Problem to solve
A single number is wanted: how many lines of the data below include the string "chevron"?

(App and web page records)
# # # # #

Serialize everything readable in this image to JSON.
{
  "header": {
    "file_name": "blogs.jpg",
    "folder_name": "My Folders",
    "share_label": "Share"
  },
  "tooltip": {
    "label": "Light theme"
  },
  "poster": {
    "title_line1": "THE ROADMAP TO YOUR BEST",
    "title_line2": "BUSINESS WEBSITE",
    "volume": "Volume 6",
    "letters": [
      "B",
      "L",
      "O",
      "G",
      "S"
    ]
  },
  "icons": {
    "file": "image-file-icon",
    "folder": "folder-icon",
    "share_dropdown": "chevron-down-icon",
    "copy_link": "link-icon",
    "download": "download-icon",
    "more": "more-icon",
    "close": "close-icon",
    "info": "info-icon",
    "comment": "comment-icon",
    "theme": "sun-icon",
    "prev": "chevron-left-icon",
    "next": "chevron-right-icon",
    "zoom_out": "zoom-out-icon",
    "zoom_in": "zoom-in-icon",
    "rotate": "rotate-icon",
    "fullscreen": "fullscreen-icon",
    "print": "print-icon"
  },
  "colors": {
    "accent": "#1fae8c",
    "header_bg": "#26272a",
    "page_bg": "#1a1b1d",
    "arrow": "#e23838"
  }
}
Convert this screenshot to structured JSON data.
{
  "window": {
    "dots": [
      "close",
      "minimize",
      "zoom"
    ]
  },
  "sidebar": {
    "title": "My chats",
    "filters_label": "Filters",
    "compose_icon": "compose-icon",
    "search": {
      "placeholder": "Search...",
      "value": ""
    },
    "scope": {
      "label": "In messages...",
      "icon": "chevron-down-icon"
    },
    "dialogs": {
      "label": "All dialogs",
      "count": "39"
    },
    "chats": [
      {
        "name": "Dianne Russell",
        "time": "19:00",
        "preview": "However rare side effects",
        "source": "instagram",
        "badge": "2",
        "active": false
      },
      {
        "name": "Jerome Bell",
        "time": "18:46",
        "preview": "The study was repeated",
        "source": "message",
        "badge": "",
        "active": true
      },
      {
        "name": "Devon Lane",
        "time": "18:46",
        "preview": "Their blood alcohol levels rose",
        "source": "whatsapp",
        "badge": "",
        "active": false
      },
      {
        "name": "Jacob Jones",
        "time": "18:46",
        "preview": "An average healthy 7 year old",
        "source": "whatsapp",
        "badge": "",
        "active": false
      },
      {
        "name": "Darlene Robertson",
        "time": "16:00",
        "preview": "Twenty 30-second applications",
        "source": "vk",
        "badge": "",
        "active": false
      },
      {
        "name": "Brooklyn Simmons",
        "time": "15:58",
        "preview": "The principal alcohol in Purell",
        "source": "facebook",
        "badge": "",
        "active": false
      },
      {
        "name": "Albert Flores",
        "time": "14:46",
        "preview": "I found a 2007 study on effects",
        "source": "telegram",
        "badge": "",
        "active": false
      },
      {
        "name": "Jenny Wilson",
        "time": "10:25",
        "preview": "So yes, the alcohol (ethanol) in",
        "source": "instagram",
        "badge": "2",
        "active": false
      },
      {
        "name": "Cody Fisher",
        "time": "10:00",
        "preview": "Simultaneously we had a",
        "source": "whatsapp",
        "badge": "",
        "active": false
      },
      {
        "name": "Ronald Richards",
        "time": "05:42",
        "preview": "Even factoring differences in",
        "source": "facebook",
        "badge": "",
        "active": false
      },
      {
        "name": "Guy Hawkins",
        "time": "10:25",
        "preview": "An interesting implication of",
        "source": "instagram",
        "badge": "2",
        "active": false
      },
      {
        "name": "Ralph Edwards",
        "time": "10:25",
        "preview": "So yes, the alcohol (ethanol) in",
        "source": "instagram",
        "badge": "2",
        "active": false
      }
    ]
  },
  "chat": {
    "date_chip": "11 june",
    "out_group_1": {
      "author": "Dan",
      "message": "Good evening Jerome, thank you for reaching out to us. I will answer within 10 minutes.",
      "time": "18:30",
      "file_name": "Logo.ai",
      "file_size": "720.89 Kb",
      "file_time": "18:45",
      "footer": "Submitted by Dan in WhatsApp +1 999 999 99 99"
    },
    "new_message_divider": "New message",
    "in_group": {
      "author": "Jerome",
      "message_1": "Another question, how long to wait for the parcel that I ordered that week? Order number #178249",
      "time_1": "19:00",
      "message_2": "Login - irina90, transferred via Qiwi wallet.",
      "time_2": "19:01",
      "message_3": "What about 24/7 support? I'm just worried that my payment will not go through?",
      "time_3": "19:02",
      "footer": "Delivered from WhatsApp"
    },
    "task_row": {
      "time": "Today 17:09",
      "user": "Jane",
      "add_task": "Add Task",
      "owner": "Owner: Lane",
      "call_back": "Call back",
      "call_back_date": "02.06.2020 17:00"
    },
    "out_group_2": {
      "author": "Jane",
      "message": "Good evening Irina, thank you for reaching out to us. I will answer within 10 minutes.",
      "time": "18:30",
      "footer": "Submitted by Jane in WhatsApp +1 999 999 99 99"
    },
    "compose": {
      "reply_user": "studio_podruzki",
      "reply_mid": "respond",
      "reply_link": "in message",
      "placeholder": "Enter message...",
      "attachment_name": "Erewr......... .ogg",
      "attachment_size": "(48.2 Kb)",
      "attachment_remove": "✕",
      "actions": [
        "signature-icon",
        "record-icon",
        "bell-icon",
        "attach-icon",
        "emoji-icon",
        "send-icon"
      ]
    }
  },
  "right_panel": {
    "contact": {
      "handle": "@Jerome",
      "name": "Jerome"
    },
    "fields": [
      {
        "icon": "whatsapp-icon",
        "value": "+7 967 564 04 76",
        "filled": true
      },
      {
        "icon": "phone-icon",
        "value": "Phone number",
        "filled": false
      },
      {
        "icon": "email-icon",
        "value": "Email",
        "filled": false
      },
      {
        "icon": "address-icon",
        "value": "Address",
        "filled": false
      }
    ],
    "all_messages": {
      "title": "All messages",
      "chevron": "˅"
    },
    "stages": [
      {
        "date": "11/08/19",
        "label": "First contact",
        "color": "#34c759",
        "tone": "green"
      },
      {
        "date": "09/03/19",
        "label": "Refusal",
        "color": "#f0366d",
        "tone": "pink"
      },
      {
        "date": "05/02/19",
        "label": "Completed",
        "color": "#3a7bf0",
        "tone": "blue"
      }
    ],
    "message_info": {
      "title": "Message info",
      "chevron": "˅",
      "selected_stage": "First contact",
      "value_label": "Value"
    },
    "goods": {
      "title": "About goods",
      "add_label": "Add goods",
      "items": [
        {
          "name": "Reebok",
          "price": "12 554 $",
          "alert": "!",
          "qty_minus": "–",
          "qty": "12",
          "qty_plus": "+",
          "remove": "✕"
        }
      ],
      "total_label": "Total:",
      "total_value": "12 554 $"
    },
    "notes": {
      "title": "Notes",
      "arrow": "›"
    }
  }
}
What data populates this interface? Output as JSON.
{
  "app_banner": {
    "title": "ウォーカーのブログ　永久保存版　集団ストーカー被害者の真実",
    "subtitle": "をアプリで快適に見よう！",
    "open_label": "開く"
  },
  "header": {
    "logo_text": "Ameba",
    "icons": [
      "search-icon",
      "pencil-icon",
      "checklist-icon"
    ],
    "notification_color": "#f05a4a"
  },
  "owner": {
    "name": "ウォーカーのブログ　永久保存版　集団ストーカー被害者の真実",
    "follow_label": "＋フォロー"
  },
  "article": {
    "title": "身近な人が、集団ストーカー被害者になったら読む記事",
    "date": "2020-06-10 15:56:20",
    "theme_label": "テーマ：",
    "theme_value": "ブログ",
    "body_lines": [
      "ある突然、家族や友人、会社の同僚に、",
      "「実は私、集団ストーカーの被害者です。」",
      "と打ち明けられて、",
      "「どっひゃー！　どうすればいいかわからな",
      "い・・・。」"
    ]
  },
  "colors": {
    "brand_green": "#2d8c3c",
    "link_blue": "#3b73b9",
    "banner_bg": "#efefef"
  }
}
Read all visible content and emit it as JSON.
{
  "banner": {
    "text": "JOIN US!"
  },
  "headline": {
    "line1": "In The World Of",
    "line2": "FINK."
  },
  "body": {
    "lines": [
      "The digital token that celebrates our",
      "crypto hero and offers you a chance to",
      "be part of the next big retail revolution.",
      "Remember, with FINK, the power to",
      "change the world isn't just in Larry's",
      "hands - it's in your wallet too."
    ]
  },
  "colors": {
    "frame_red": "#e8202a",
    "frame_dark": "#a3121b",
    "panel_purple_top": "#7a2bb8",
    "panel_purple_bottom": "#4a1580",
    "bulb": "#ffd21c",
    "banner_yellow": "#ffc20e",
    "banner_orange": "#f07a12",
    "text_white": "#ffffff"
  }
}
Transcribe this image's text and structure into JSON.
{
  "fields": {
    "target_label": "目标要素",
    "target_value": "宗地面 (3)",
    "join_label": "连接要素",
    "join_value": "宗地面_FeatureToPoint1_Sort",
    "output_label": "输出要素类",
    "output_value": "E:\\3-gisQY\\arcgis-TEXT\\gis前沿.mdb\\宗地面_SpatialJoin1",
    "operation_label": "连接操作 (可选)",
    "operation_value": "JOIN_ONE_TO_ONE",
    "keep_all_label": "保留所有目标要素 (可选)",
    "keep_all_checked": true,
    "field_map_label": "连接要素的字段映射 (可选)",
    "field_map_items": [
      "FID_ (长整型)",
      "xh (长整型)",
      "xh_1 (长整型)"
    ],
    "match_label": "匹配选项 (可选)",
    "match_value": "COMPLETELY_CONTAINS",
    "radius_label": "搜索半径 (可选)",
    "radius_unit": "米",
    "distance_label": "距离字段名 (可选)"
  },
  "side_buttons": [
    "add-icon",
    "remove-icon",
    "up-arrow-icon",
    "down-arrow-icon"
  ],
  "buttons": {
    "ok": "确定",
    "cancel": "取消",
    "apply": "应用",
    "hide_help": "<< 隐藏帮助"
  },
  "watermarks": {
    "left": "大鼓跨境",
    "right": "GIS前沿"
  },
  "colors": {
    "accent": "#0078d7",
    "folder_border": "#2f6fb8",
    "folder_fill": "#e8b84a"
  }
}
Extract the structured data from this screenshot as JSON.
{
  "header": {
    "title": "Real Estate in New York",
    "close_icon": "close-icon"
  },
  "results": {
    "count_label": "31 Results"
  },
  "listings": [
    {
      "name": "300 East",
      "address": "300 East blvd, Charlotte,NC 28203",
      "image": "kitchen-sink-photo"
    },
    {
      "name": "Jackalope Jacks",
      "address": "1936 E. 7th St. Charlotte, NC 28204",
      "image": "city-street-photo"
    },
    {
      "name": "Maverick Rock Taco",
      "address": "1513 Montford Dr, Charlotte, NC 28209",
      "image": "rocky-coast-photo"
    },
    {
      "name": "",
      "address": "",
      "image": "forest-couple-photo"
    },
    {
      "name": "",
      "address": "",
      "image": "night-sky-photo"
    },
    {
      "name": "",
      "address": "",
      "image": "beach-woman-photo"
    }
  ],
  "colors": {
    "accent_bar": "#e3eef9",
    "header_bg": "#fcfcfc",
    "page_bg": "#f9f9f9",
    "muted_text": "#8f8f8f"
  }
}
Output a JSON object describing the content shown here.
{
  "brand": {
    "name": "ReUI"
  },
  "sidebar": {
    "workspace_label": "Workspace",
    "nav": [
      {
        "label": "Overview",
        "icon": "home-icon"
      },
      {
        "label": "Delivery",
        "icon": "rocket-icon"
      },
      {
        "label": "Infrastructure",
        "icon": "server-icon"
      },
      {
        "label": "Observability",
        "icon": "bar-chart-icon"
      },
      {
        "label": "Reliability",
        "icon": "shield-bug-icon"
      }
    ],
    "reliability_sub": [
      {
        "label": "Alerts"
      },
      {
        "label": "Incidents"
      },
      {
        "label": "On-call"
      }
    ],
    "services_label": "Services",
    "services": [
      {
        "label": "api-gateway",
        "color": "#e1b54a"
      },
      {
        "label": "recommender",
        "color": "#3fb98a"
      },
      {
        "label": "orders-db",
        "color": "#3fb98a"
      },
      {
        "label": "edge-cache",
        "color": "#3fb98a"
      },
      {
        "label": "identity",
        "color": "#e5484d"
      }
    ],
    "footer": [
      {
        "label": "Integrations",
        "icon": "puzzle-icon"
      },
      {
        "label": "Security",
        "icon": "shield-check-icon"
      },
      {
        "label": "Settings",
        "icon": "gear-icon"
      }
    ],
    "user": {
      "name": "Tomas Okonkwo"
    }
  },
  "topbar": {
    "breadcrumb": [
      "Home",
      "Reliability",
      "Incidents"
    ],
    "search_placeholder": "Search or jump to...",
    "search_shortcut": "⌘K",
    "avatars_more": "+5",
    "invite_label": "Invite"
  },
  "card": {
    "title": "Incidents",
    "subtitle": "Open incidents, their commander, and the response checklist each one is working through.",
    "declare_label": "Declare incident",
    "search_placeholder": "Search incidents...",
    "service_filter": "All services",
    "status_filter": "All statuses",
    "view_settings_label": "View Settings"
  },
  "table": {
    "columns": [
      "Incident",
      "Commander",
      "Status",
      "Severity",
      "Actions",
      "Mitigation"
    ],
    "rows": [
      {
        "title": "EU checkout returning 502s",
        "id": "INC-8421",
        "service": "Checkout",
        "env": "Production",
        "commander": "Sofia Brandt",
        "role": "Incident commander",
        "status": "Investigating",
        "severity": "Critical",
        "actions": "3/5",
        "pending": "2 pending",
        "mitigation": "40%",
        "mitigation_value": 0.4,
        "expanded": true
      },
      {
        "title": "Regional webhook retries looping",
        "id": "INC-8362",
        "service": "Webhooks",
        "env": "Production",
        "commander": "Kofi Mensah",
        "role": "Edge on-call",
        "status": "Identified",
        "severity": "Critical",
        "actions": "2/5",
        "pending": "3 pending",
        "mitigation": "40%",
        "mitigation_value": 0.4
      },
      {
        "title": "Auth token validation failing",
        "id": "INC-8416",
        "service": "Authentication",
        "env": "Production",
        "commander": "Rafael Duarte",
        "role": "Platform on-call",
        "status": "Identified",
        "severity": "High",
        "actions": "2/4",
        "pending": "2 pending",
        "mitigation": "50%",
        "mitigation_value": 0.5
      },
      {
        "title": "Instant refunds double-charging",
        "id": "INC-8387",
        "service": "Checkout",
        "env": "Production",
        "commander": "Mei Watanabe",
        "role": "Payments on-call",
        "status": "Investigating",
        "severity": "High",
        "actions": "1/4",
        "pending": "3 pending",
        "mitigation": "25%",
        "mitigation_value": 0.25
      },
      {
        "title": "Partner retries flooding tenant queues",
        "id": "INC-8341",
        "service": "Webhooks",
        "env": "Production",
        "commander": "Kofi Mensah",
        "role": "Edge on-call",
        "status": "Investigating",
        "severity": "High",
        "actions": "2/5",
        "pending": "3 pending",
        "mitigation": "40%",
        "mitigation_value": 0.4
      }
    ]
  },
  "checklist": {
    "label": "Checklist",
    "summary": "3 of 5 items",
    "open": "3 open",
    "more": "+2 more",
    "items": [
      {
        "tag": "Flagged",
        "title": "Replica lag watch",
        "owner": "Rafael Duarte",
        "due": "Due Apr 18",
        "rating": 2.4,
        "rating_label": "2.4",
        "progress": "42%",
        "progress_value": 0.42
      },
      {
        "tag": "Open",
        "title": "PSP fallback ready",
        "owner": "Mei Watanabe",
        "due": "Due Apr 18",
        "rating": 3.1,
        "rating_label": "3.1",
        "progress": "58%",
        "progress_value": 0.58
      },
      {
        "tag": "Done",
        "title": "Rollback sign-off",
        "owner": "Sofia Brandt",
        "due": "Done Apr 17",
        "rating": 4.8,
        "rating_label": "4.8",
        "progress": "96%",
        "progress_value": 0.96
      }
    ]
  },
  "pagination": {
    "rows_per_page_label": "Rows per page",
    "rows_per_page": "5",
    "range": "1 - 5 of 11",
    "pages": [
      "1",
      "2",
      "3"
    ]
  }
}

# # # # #

Result for this exercise
6